Opening a box of cereal shouldn't cause an "explosion." but Consumer Reports says that's just one of many "packaging gotchas."
"We literally get hundreds of letters, cards, emails, posts on our Facebook page, from disgruntled consumers who are fed up with lousy packaging," said Tod Marks, Consumer Reports senior projects editor.
Gotcha number one: hard-to-open packages called "oysters."
"Several readers complained vehemently about the No-Touch Kitchen System from Lysol, saying it was basically impervious to every implement they could bring to the table," said Marks.
And freeing a Barbie doll isn't much easier.
"Trying to pull her out, can't do that," said Marks. "We've got those ties on the back going through her head.
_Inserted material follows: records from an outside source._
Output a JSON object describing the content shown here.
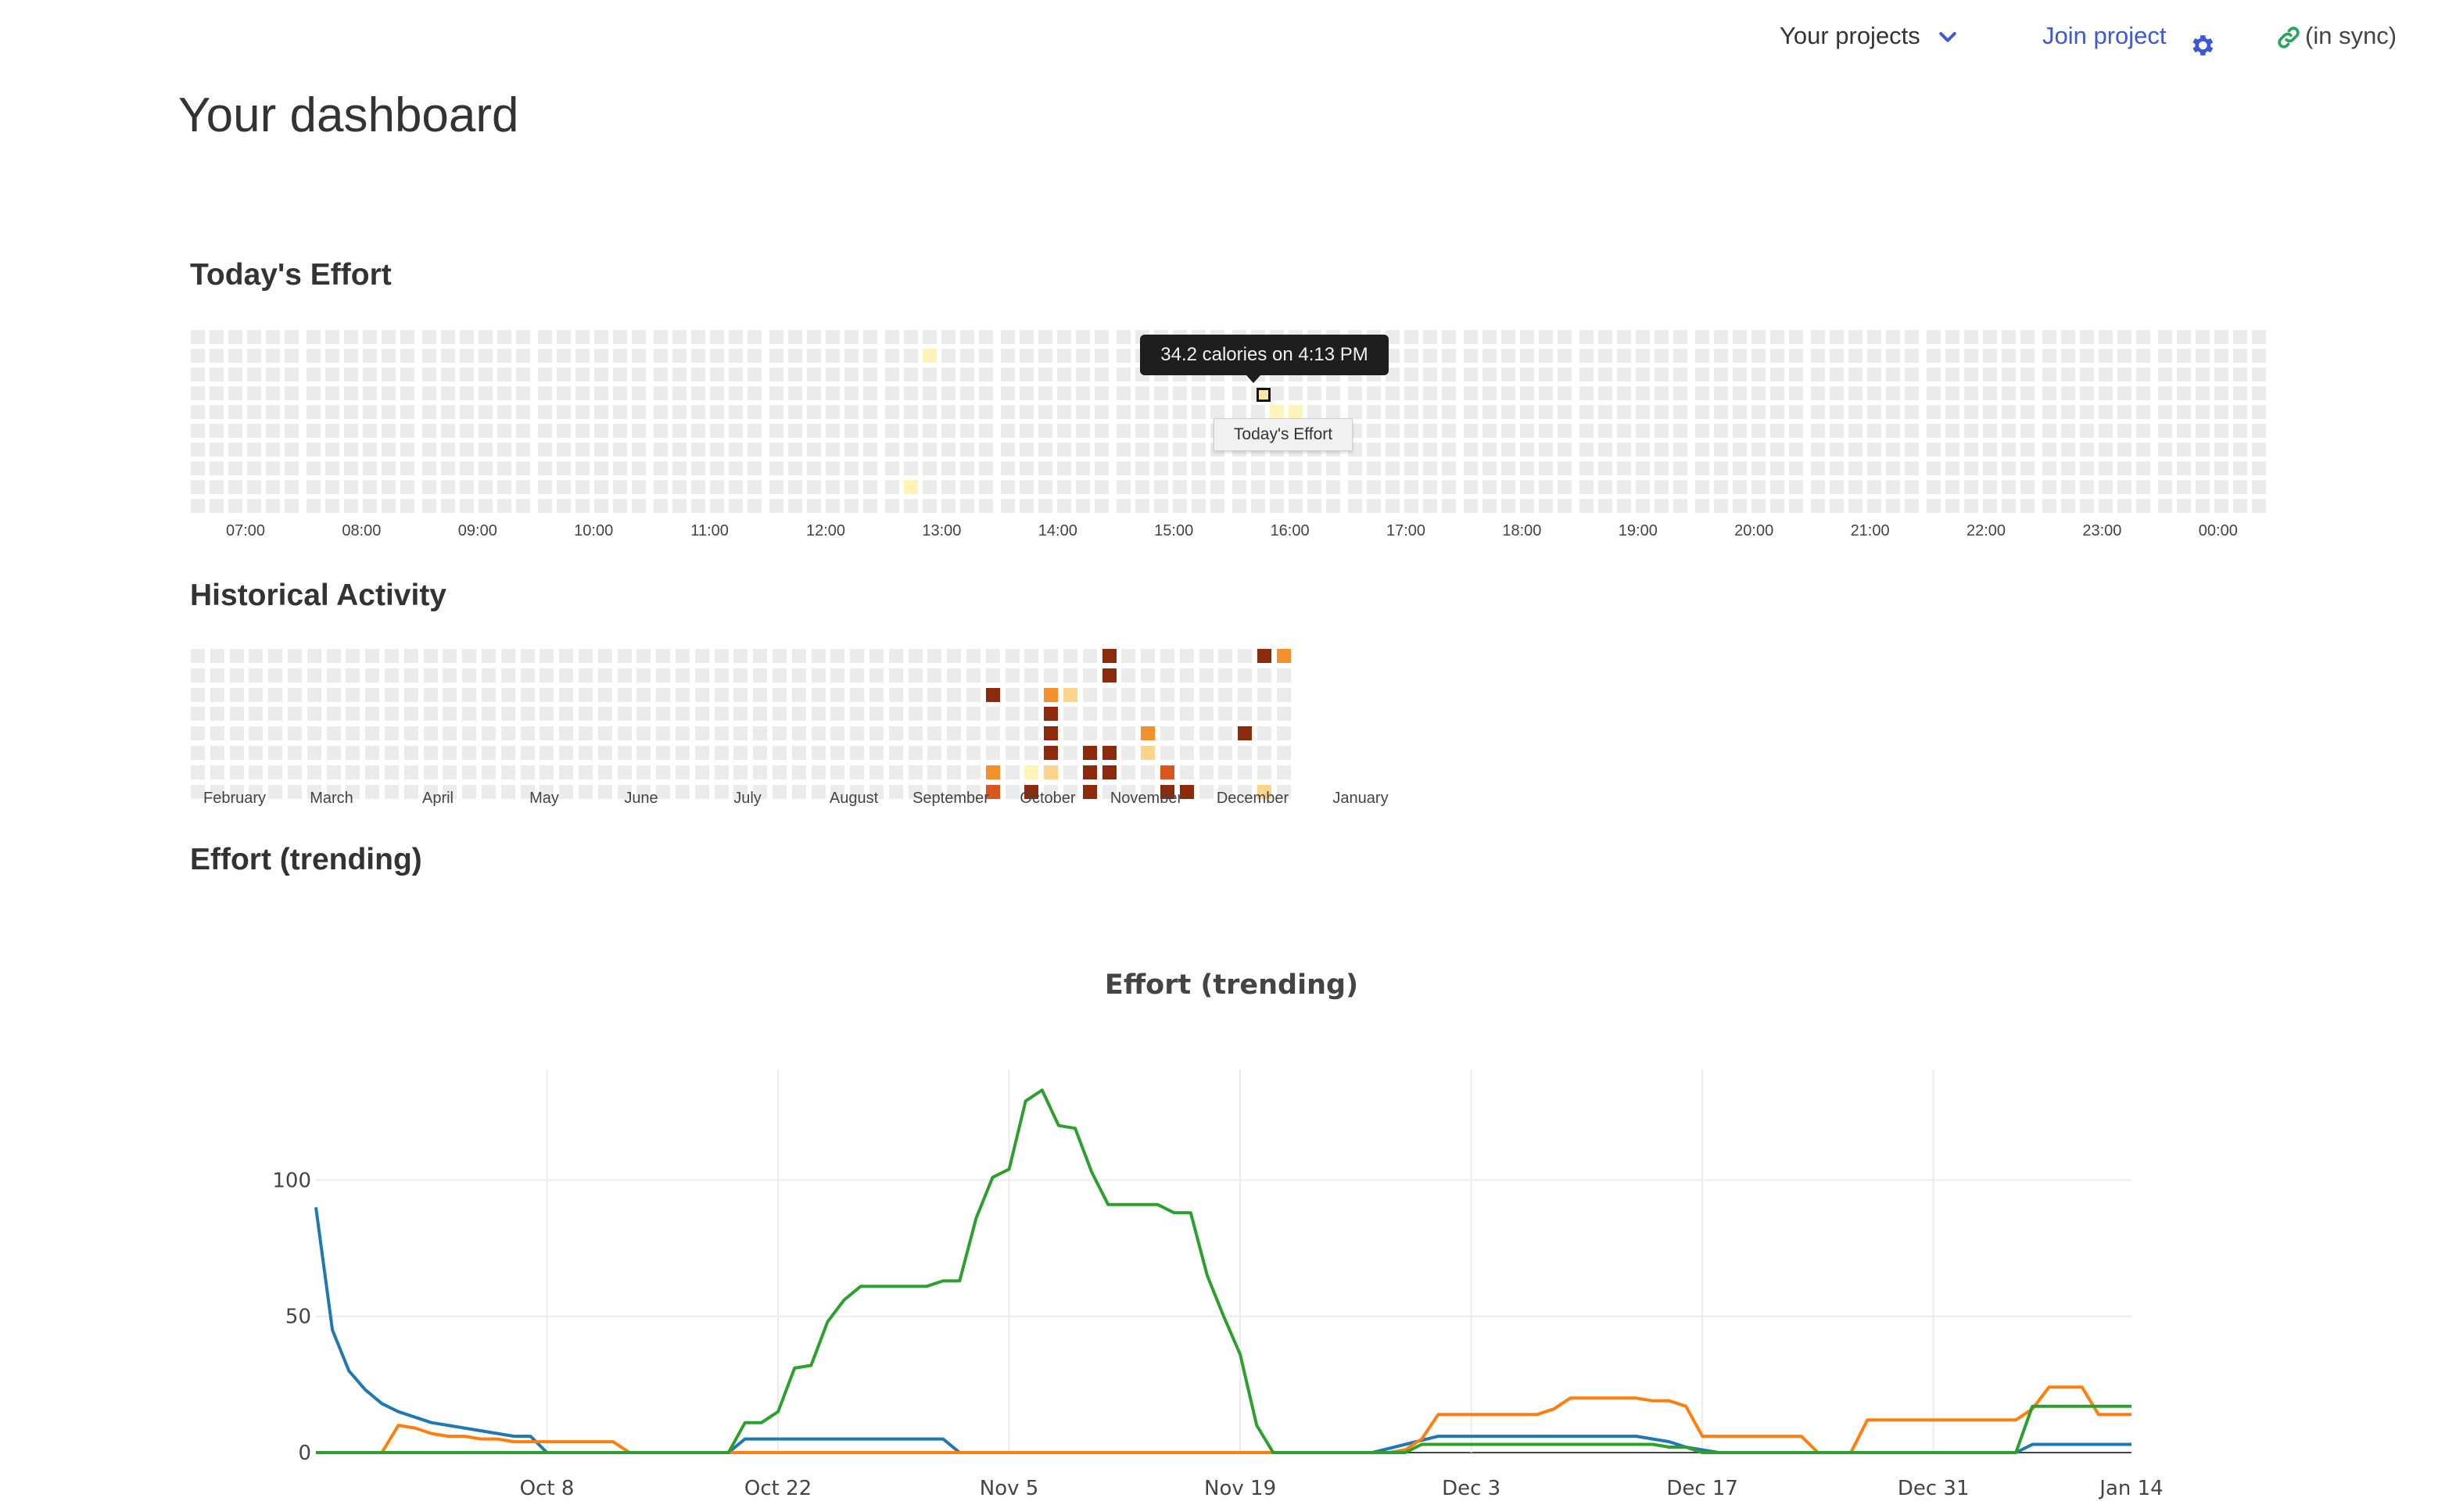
{
  "nav": {
    "projects_label": "Your projects",
    "join_label": "Join project",
    "settings_icon": "gear-icon",
    "sync_label": "(in sync)",
    "sync_icon": "link-icon",
    "accent": "#3d57d8",
    "sync_color": "#2ca25f"
  },
  "page": {
    "title": "Your dashboard"
  },
  "sections": {
    "today": "Today's Effort",
    "history": "Historical Activity",
    "trend": "Effort (trending)"
  },
  "today": {
    "hour_labels": [
      "07:00",
      "08:00",
      "09:00",
      "10:00",
      "11:00",
      "12:00",
      "13:00",
      "14:00",
      "15:00",
      "16:00",
      "17:00",
      "18:00",
      "19:00",
      "20:00",
      "21:00",
      "22:00",
      "23:00",
      "00:00"
    ],
    "tooltip": "34.2 calories on 4:13 PM",
    "hover_label": "Today's Effort",
    "highlighted": [
      {
        "col": 38,
        "row": 1,
        "level": 1
      },
      {
        "col": 37,
        "row": 8,
        "level": 1
      },
      {
        "col": 56,
        "row": 4,
        "level": 1
      },
      {
        "col": 57,
        "row": 4,
        "level": 1
      }
    ]
  },
  "history": {
    "month_labels": [
      "February",
      "March",
      "April",
      "May",
      "June",
      "July",
      "August",
      "September",
      "October",
      "November",
      "December",
      "January"
    ],
    "palette": [
      "#ebebeb",
      "#fff4b8",
      "#fdd28a",
      "#f5902f",
      "#d9561e",
      "#8b2a0d"
    ],
    "active": [
      {
        "col": 41,
        "row": 2,
        "level": 5
      },
      {
        "col": 41,
        "row": 6,
        "level": 3
      },
      {
        "col": 41,
        "row": 7,
        "level": 4
      },
      {
        "col": 44,
        "row": 2,
        "level": 3
      },
      {
        "col": 44,
        "row": 3,
        "level": 5
      },
      {
        "col": 44,
        "row": 4,
        "level": 5
      },
      {
        "col": 44,
        "row": 5,
        "level": 5
      },
      {
        "col": 44,
        "row": 6,
        "level": 2
      },
      {
        "col": 43,
        "row": 6,
        "level": 1
      },
      {
        "col": 43,
        "row": 7,
        "level": 5
      },
      {
        "col": 45,
        "row": 2,
        "level": 2
      },
      {
        "col": 47,
        "row": 0,
        "level": 5
      },
      {
        "col": 47,
        "row": 1,
        "level": 5
      },
      {
        "col": 47,
        "row": 5,
        "level": 5
      },
      {
        "col": 47,
        "row": 6,
        "level": 5
      },
      {
        "col": 46,
        "row": 5,
        "level": 5
      },
      {
        "col": 46,
        "row": 6,
        "level": 5
      },
      {
        "col": 46,
        "row": 7,
        "level": 5
      },
      {
        "col": 49,
        "row": 4,
        "level": 3
      },
      {
        "col": 49,
        "row": 5,
        "level": 2
      },
      {
        "col": 50,
        "row": 6,
        "level": 4
      },
      {
        "col": 50,
        "row": 7,
        "level": 5
      },
      {
        "col": 51,
        "row": 7,
        "level": 5
      },
      {
        "col": 54,
        "row": 4,
        "level": 5
      },
      {
        "col": 55,
        "row": 0,
        "level": 5
      },
      {
        "col": 56,
        "row": 0,
        "level": 3
      },
      {
        "col": 55,
        "row": 7,
        "level": 2
      }
    ]
  },
  "chart_data": {
    "type": "line",
    "title": "Effort (trending)",
    "x_ticks": [
      "Oct 8",
      "Oct 22",
      "Nov 5",
      "Nov 19",
      "Dec 3",
      "Dec 17",
      "Dec 31",
      "Jan 14"
    ],
    "x_start": "Sep 25",
    "x_end": "Jan 14",
    "y_ticks": [
      0,
      50,
      100
    ],
    "ylim": [
      0,
      140
    ],
    "grid": true,
    "series": [
      {
        "color": "#1f77b4",
        "points": [
          [
            0,
            90
          ],
          [
            1,
            45
          ],
          [
            2,
            30
          ],
          [
            3,
            23
          ],
          [
            4,
            18
          ],
          [
            5,
            15
          ],
          [
            6,
            13
          ],
          [
            7,
            11
          ],
          [
            8,
            10
          ],
          [
            9,
            9
          ],
          [
            10,
            8
          ],
          [
            11,
            7
          ],
          [
            12,
            6
          ],
          [
            13,
            6
          ],
          [
            14,
            0
          ],
          [
            25,
            0
          ],
          [
            26,
            5
          ],
          [
            37,
            5
          ],
          [
            38,
            5
          ],
          [
            39,
            0
          ],
          [
            64,
            0
          ],
          [
            66,
            3
          ],
          [
            68,
            6
          ],
          [
            70,
            6
          ],
          [
            80,
            6
          ],
          [
            82,
            4
          ],
          [
            83,
            2
          ],
          [
            85,
            0
          ],
          [
            103,
            0
          ],
          [
            104,
            3
          ],
          [
            105,
            3
          ],
          [
            110,
            3
          ]
        ]
      },
      {
        "color": "#ff7f0e",
        "points": [
          [
            0,
            0
          ],
          [
            4,
            0
          ],
          [
            5,
            10
          ],
          [
            6,
            9
          ],
          [
            7,
            7
          ],
          [
            8,
            6
          ],
          [
            9,
            6
          ],
          [
            10,
            5
          ],
          [
            11,
            5
          ],
          [
            12,
            4
          ],
          [
            13,
            4
          ],
          [
            18,
            4
          ],
          [
            19,
            0
          ],
          [
            65,
            0
          ],
          [
            66,
            1
          ],
          [
            67,
            5
          ],
          [
            68,
            14
          ],
          [
            74,
            14
          ],
          [
            75,
            16
          ],
          [
            76,
            20
          ],
          [
            80,
            20
          ],
          [
            81,
            19
          ],
          [
            82,
            19
          ],
          [
            83,
            17
          ],
          [
            84,
            6
          ],
          [
            90,
            6
          ],
          [
            91,
            0
          ],
          [
            93,
            0
          ],
          [
            94,
            12
          ],
          [
            103,
            12
          ],
          [
            104,
            16
          ],
          [
            105,
            24
          ],
          [
            106,
            24
          ],
          [
            107,
            24
          ],
          [
            108,
            14
          ],
          [
            110,
            14
          ]
        ]
      },
      {
        "color": "#2ca02c",
        "points": [
          [
            0,
            0
          ],
          [
            25,
            0
          ],
          [
            26,
            11
          ],
          [
            27,
            11
          ],
          [
            28,
            15
          ],
          [
            29,
            31
          ],
          [
            30,
            32
          ],
          [
            31,
            48
          ],
          [
            32,
            56
          ],
          [
            33,
            61
          ],
          [
            37,
            61
          ],
          [
            38,
            63
          ],
          [
            39,
            63
          ],
          [
            40,
            86
          ],
          [
            41,
            101
          ],
          [
            42,
            104
          ],
          [
            43,
            129
          ],
          [
            44,
            133
          ],
          [
            45,
            120
          ],
          [
            46,
            119
          ],
          [
            47,
            103
          ],
          [
            48,
            91
          ],
          [
            51,
            91
          ],
          [
            52,
            88
          ],
          [
            53,
            88
          ],
          [
            54,
            65
          ],
          [
            55,
            50
          ],
          [
            56,
            36
          ],
          [
            57,
            10
          ],
          [
            58,
            0
          ],
          [
            66,
            0
          ],
          [
            67,
            3
          ],
          [
            80,
            3
          ],
          [
            81,
            3
          ],
          [
            82,
            2
          ],
          [
            83,
            2
          ],
          [
            84,
            0
          ],
          [
            101,
            0
          ],
          [
            102,
            0
          ],
          [
            103,
            0
          ],
          [
            104,
            17
          ],
          [
            110,
            17
          ]
        ]
      }
    ]
  }
}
She's still stuck."
Another gotcha: "Downsizing."
For example, several Barbasol shaving cream cans are the same size. But one holds 11 ounces and the other holds 10 ounces. The company says: "a slightly reduced product volume, improved function." Ivory Soap bars used to weigh 4.5 ounces. Now it's just 4.
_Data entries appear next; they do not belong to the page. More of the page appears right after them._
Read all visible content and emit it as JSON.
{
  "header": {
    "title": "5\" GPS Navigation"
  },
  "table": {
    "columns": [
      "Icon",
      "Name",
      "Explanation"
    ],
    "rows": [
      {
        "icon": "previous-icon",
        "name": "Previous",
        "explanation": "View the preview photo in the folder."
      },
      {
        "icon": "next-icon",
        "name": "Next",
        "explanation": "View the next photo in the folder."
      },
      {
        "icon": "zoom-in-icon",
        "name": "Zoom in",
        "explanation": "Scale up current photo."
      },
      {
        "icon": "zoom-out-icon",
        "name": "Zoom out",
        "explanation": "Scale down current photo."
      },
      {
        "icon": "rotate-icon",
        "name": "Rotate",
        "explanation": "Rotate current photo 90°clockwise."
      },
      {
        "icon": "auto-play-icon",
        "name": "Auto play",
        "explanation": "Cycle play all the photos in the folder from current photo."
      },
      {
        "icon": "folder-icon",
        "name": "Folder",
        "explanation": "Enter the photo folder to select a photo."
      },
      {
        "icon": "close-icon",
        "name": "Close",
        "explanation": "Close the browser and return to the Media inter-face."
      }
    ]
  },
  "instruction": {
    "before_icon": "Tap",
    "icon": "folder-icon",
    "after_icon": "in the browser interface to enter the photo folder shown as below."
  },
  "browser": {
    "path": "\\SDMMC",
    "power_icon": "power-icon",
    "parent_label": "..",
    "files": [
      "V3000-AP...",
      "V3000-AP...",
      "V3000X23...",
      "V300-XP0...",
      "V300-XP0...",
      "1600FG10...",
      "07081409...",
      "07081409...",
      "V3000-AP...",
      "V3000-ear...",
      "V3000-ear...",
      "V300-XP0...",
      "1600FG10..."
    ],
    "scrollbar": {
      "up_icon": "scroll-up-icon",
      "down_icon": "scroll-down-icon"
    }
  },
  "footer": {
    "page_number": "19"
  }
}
"They're keeping the price the same but giving you less for your money," said Marks. "Well gosh, that amounts to a price increase, if you ask me."
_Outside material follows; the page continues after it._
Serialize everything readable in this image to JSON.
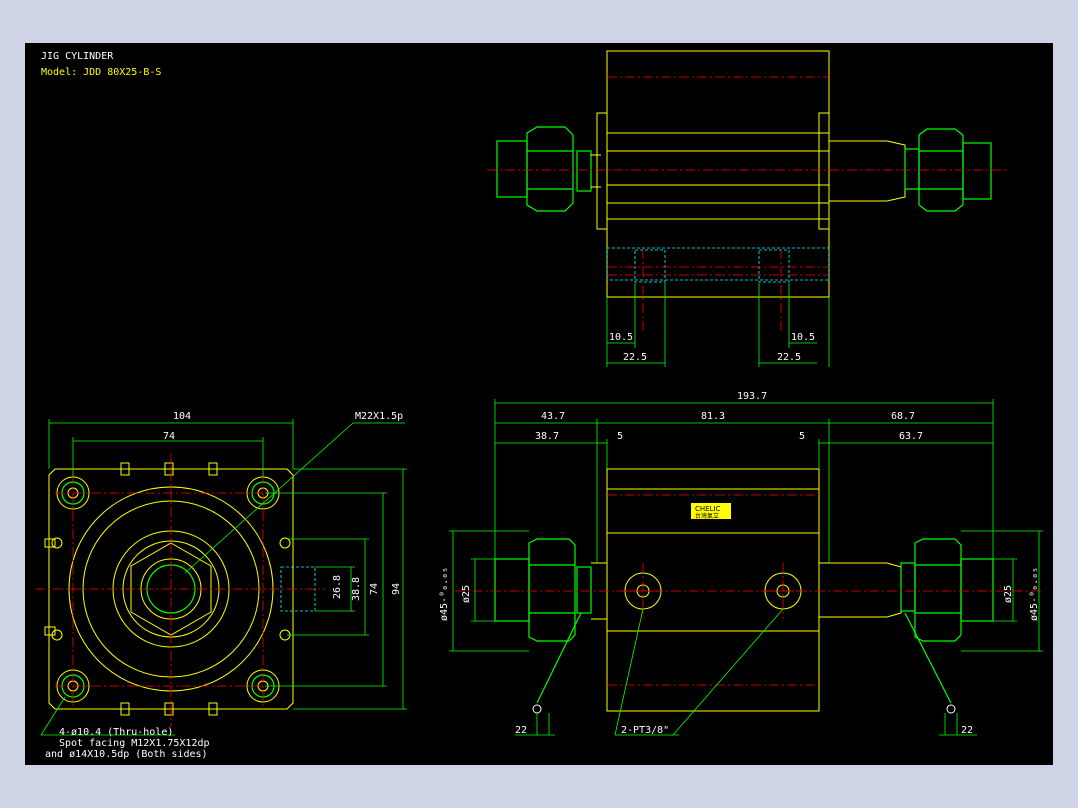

Then there's the "black hole": packages that make products look bigger than they are.
For example, a container of Velveeta Shells & Cheese seems to hold more than how much food is actually inside once you're done making it. The same holds for how little content is inside a box of Nice! Apricots.
"Companies spend roughly $130 billion a year on product packaging," said Marks. "Roughly 7 percent of a product's cost is in the packaging. So it's coming out of manufacturer's pockets, and it's coming out of consumers' pockets."
Consumer Reports contacted companies regarding the packaging complaints.
Lysol says scissors should be enough to open its soap dispenser. Mattel had no comment about Barbie packaging. Kraft says it leaves room for water in the Velveeta Shells & Cheese and that noodles expand. Ivory says its half-ounce bar soap reduction is due to increased production costs. Nice! Apricots said it will evaluate its product.